◆ **WORK TO COMPLETE**: Work through the records below, line by line, and say how many lines include "按尺寸裁剪图片", with nothing else.

◆ **EXTRACTED DATA**:
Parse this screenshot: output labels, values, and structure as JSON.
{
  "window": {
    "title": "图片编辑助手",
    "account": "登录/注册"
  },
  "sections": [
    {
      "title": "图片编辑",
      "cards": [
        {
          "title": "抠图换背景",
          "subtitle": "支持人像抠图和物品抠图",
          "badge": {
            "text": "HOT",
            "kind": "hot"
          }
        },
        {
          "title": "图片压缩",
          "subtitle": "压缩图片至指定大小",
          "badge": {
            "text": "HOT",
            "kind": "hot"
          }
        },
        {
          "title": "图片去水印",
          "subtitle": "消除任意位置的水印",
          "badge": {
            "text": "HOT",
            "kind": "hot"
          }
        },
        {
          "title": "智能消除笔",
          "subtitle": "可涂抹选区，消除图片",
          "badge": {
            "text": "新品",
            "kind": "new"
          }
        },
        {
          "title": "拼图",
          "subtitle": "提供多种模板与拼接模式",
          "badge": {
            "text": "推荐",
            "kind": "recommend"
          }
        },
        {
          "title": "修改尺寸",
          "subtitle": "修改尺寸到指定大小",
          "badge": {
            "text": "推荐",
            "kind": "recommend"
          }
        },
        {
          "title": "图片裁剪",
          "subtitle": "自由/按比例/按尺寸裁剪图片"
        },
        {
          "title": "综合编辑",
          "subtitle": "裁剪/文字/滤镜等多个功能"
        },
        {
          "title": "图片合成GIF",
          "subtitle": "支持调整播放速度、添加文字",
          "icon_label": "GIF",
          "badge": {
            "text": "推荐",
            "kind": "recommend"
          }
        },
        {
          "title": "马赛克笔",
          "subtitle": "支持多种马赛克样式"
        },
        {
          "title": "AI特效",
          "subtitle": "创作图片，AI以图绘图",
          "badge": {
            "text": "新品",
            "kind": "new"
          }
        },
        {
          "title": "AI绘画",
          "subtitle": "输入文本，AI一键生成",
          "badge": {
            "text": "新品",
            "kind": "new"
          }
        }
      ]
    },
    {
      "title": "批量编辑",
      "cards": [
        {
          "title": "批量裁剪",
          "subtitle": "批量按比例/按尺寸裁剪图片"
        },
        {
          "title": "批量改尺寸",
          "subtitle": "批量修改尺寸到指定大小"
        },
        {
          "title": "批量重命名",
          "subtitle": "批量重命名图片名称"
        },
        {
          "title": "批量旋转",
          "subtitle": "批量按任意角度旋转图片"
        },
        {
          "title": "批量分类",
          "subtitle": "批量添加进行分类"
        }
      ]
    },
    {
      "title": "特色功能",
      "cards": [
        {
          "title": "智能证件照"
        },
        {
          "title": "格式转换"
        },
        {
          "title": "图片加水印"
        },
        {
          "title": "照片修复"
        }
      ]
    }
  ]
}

◆ **TASK RESPONSE**: 2